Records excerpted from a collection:
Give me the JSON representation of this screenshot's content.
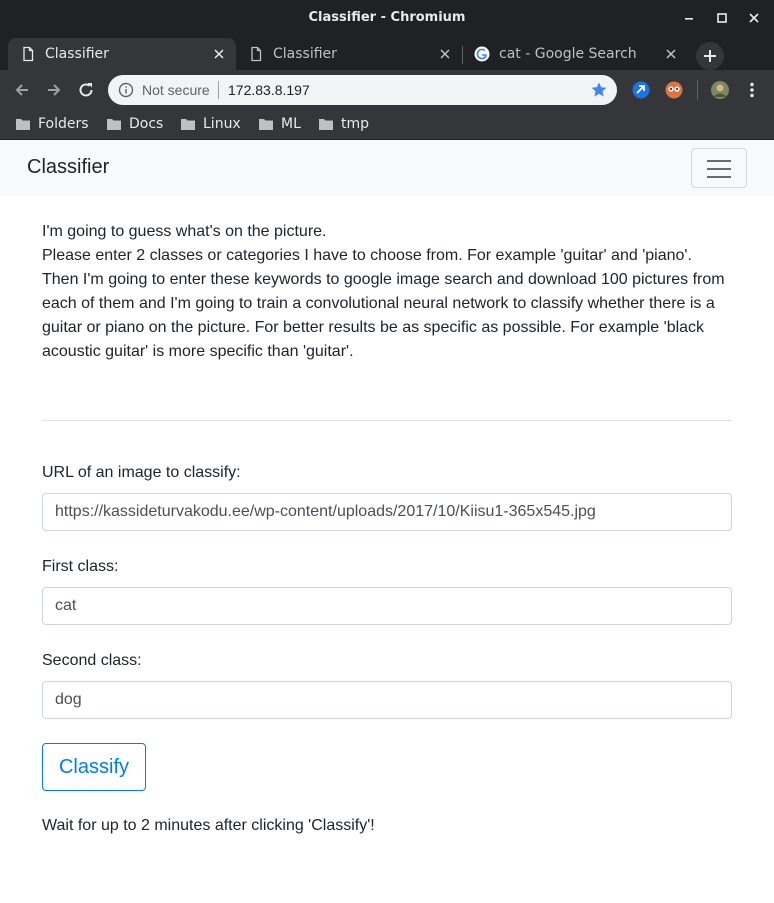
{
  "window": {
    "title": "Classifier - Chromium"
  },
  "tabs": [
    {
      "label": "Classifier",
      "active": true
    },
    {
      "label": "Classifier",
      "active": false
    },
    {
      "label": "cat - Google Search",
      "active": false
    }
  ],
  "toolbar": {
    "security_label": "Not secure",
    "url": "172.83.8.197"
  },
  "bookmarks": [
    {
      "label": "Folders"
    },
    {
      "label": "Docs"
    },
    {
      "label": "Linux"
    },
    {
      "label": "ML"
    },
    {
      "label": "tmp"
    }
  ],
  "navbar": {
    "brand": "Classifier"
  },
  "intro": {
    "lines": [
      "I'm going to guess what's on the picture.",
      "Please enter 2 classes or categories I have to choose from. For example 'guitar' and 'piano'. Then I'm going to enter these keywords to google image search and download 100 pictures from each of them and I'm going to train a convolutional neural network to classify whether there is a guitar or piano on the picture. For better results be as specific as possible. For example 'black acoustic guitar' is more specific than 'guitar'."
    ]
  },
  "form": {
    "url_label": "URL of an image to classify:",
    "url_value": "https://kassideturvakodu.ee/wp-content/uploads/2017/10/Kiisu1-365x545.jpg",
    "first_label": "First class:",
    "first_value": "cat",
    "second_label": "Second class:",
    "second_value": "dog",
    "submit_label": "Classify"
  },
  "note": "Wait for up to 2 minutes after clicking 'Classify'!",
  "colors": {
    "accent": "#007bff",
    "chrome_dark": "#202124",
    "chrome_toolbar": "#35363a"
  }
}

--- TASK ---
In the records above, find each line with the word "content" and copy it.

--- THE COMPLETED TASK ---
Give me the JSON representation of this screenshot's content.
    "url_value": "https://kassideturvakodu.ee/wp-content/uploads/2017/10/Kiisu1-365x545.jpg",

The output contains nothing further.